Please copy the data shown below, word for word.

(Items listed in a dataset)
**********
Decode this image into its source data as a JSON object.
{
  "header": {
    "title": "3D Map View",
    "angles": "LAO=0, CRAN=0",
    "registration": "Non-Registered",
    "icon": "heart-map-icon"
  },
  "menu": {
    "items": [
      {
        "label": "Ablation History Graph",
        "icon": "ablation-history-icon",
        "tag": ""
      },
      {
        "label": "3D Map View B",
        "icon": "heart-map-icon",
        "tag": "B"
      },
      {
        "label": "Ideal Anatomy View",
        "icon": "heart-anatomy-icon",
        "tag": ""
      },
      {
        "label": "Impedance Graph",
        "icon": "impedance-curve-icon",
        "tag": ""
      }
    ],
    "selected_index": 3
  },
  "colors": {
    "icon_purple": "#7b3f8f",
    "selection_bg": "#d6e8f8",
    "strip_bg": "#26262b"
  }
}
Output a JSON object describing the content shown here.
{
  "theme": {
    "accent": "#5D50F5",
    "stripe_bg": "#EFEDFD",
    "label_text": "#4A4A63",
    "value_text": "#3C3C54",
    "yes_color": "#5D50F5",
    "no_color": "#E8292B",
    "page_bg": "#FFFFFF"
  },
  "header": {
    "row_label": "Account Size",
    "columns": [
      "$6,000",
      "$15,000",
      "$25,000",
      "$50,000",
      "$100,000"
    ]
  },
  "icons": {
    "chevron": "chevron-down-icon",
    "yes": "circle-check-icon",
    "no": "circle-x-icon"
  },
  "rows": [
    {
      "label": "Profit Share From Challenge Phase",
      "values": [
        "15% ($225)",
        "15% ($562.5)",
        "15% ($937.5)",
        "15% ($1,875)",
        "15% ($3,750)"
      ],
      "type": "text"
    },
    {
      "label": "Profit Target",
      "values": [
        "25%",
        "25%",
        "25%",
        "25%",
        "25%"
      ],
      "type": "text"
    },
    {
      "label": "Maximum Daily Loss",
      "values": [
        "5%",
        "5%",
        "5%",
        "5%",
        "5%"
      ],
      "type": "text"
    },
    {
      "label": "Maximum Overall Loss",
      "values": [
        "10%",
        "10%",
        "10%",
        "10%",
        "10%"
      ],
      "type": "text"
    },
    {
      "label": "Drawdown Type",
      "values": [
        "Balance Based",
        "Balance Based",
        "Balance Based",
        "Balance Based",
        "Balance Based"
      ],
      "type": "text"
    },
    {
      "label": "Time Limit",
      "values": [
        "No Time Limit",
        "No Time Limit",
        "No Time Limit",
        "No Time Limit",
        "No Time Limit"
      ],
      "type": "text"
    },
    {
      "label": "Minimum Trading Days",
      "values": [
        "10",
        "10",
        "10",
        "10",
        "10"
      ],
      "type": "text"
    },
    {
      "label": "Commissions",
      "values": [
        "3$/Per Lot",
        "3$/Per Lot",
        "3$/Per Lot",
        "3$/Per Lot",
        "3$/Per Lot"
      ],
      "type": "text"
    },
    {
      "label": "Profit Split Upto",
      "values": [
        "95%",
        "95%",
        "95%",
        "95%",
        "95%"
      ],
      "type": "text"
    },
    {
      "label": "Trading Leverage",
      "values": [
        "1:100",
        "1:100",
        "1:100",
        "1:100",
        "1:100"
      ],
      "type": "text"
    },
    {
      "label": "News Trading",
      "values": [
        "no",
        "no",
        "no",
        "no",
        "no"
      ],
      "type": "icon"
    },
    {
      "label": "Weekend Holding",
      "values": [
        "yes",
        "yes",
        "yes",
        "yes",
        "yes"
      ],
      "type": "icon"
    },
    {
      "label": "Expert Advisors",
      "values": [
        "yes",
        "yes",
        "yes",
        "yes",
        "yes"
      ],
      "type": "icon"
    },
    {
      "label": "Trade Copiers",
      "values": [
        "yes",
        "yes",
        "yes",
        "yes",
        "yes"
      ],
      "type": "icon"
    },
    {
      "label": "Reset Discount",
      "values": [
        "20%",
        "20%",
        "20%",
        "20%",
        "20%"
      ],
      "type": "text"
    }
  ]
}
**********
◆ Response area
Decode this image into its source data as a JSON object.
{
  "header": {
    "title": "3D Map View",
    "angles": "LAO=0, CRAN=0",
    "registration": "Non-Registered",
    "icon": "heart-map-icon"
  },
  "menu": {
    "items": [
      {
        "label": "Ablation History Graph",
        "icon": "ablation-history-icon",
        "tag": ""
      },
      {
        "label": "3D Map View B",
        "icon": "heart-map-icon",
        "tag": "B"
      },
      {
        "label": "Ideal Anatomy View",
        "icon": "heart-anatomy-icon",
        "tag": ""
      },
      {
        "label": "Impedance Graph",
        "icon": "impedance-curve-icon",
        "tag": ""
      }
    ],
    "selected_index": 3
  },
  "colors": {
    "icon_purple": "#7b3f8f",
    "selection_bg": "#d6e8f8",
    "strip_bg": "#26262b"
  }
}
Output a JSON object describing the content shown here.
{
  "theme": {
    "accent": "#5D50F5",
    "stripe_bg": "#EFEDFD",
    "label_text": "#4A4A63",
    "value_text": "#3C3C54",
    "yes_color": "#5D50F5",
    "no_color": "#E8292B",
    "page_bg": "#FFFFFF"
  },
  "header": {
    "row_label": "Account Size",
    "columns": [
      "$6,000",
      "$15,000",
      "$25,000",
      "$50,000",
      "$100,000"
    ]
  },
  "icons": {
    "chevron": "chevron-down-icon",
    "yes": "circle-check-icon",
    "no": "circle-x-icon"
  },
  "rows": [
    {
      "label": "Profit Share From Challenge Phase",
      "values": [
        "15% ($225)",
        "15% ($562.5)",
        "15% ($937.5)",
        "15% ($1,875)",
        "15% ($3,750)"
      ],
      "type": "text"
    },
    {
      "label": "Profit Target",
      "values": [
        "25%",
        "25%",
        "25%",
        "25%",
        "25%"
      ],
      "type": "text"
    },
    {
      "label": "Maximum Daily Loss",
      "values": [
        "5%",
        "5%",
        "5%",
        "5%",
        "5%"
      ],
      "type": "text"
    },
    {
      "label": "Maximum Overall Loss",
      "values": [
        "10%",
        "10%",
        "10%",
        "10%",
        "10%"
      ],
      "type": "text"
    },
    {
      "label": "Drawdown Type",
      "values": [
        "Balance Based",
        "Balance Based",
        "Balance Based",
        "Balance Based",
        "Balance Based"
      ],
      "type": "text"
    },
    {
      "label": "Time Limit",
      "values": [
        "No Time Limit",
        "No Time Limit",
        "No Time Limit",
        "No Time Limit",
        "No Time Limit"
      ],
      "type": "text"
    },
    {
      "label": "Minimum Trading Days",
      "values": [
        "10",
        "10",
        "10",
        "10",
        "10"
      ],
      "type": "text"
    },
    {
      "label": "Commissions",
      "values": [
        "3$/Per Lot",
        "3$/Per Lot",
        "3$/Per Lot",
        "3$/Per Lot",
        "3$/Per Lot"
      ],
      "type": "text"
    },
    {
      "label": "Profit Split Upto",
      "values": [
        "95%",
        "95%",
        "95%",
        "95%",
        "95%"
      ],
      "type": "text"
    },
    {
      "label": "Trading Leverage",
      "values": [
        "1:100",
        "1:100",
        "1:100",
        "1:100",
        "1:100"
      ],
      "type": "text"
    },
    {
      "label": "News Trading",
      "values": [
        "no",
        "no",
        "no",
        "no",
        "no"
      ],
      "type": "icon"
    },
    {
      "label": "Weekend Holding",
      "values": [
        "yes",
        "yes",
        "yes",
        "yes",
        "yes"
      ],
      "type": "icon"
    },
    {
      "label": "Expert Advisors",
      "values": [
        "yes",
        "yes",
        "yes",
        "yes",
        "yes"
      ],
      "type": "icon"
    },
    {
      "label": "Trade Copiers",
      "values": [
        "yes",
        "yes",
        "yes",
        "yes",
        "yes"
      ],
      "type": "icon"
    },
    {
      "label": "Reset Discount",
      "values": [
        "20%",
        "20%",
        "20%",
        "20%",
        "20%"
      ],
      "type": "text"
    }
  ]
}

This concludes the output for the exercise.